Your device’s central processing unit (CPU) does most of the number-crunching. A faster CPU can run apps faster, so everything on your device will seem faster. Of course, once you get to a certain point, a faster CPU won’t affect performance much. When it comes to desktop PCs and laptops, most people won’t notice if their computer has a faster CPU because the computer’s CPU is fast enough. We’re quickly getting to that point with Android phones — in fact, we may already be there. A faster CPU may still help when running more demanding applications, such as high-end games.
AnTuTu divides the CPU benchmark into two sub-scores — CPU integer and CPU float-point. You shouldn’t need to care about the difference as a typical user.
If you really want to know, there are two different types of integer types in programming — integer and floating point. An integer stores only integral values, or whole numbers. In other words, an integer could be “2”, “8”, or “34343422352349”, but not “3.14”. A floating point value can potentially have decimal places. For example, a floating point value could be “3.14”, “53.2342”, “6.342352236236236”, or even “1”. As you might expect, keeping track of all those decimal places and using them in calculations is more work than simply sticking to whole numbers. That’s why your device’s CPU floating point score will be slower than its integer score.
Your device’s graphics processing unit (GPU) handles accelerated graphics.
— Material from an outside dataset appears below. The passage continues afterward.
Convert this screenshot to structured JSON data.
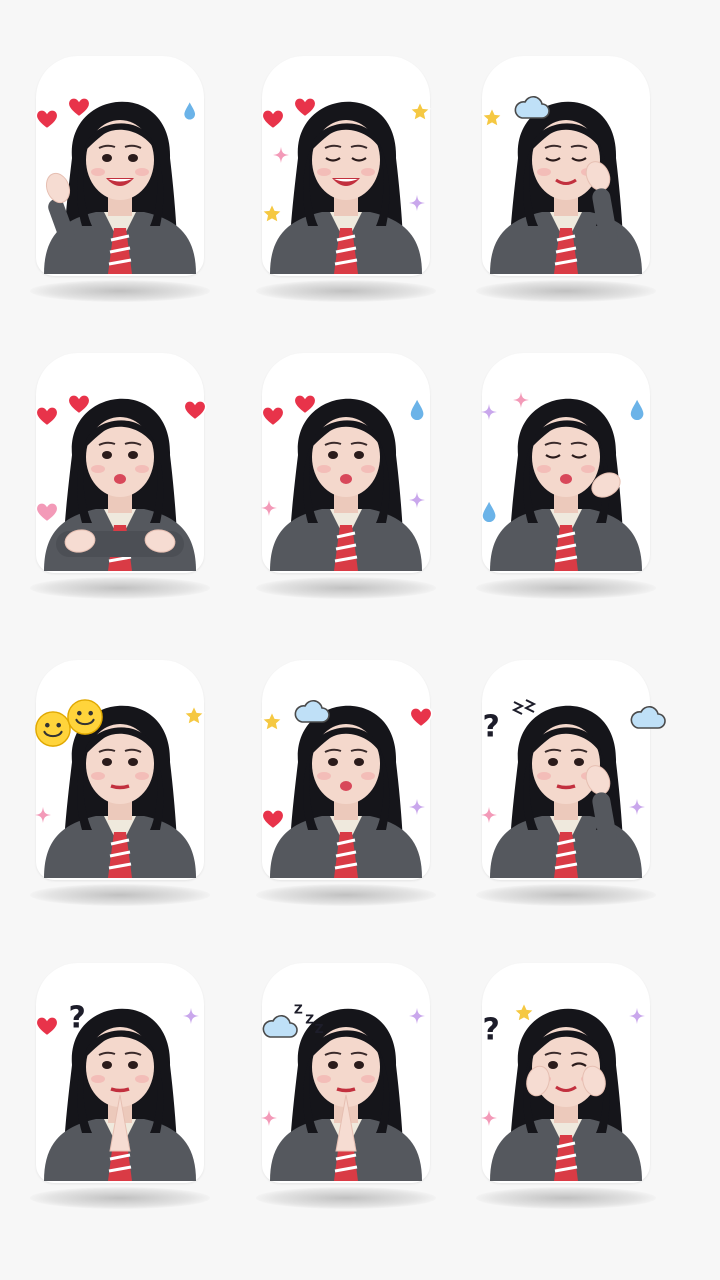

When you play a game, your GPU kicks into gear and renders the 3D graphics or accelerates the shiny 2D graphics. Many interface animations and other transitions also use the GPU. The GPU is optimized for these sorts of graphics operations — the CPU could perform them, but it’s more general-purpose and would take more time and battery power. The CPU isn’t used for all the number-crunching in your device — the GPU does the graphics number-crunching.
This benchmark is divided into two subscores — 2D graphics and 3D graphics. You’ll see AnTuTu perform both a 2D test and a 3D test while performing the benchmark. 2D graphics are used when you ply something like classic Angry Birds to move the birds and other elements around the screen. 3D graphics are used when you play something like Angry Birds Go! to render a full 3D scene.
The Input/Output (IO) scores reflect the speed of your device’s internal storage, such as its flash memory or internal SD card. This is where your applications, settings, files, and everything else on your device are stored in long-term storage. Your device regularly loads data from and saves data to its internal storage. Faster internal storage means apps will load faster, files will save quicker, and you’ll see less interface hiccups when an app is saving data or loading data in the background.
AnTuTu displays both Storage I/O and Database I/O benchmark scores. Storage I/O represents the input/output speeds of your device’s internal storage. Database I/O represents the speeds when reading from and writing to a database — this adds more overhead, so this operation is slower.
Benchmarks aren’t perfect and don’t exactly mirror real-world use. Some manufacturers may optimize their devices to perform faster in some benchmark apps — effectively cheating the benchmarks and making their phones seem faster than they are. For example, a phone may run a benchmark without slowing down its CPU like it would in normal use. The benchmark wouldn’t represent real-world use, but would appear faster. Benchmarks like AnTuTu do measure real performance, but you have to take them with a grain of salt.
Image Credit: Karlis Dambrans on Flickr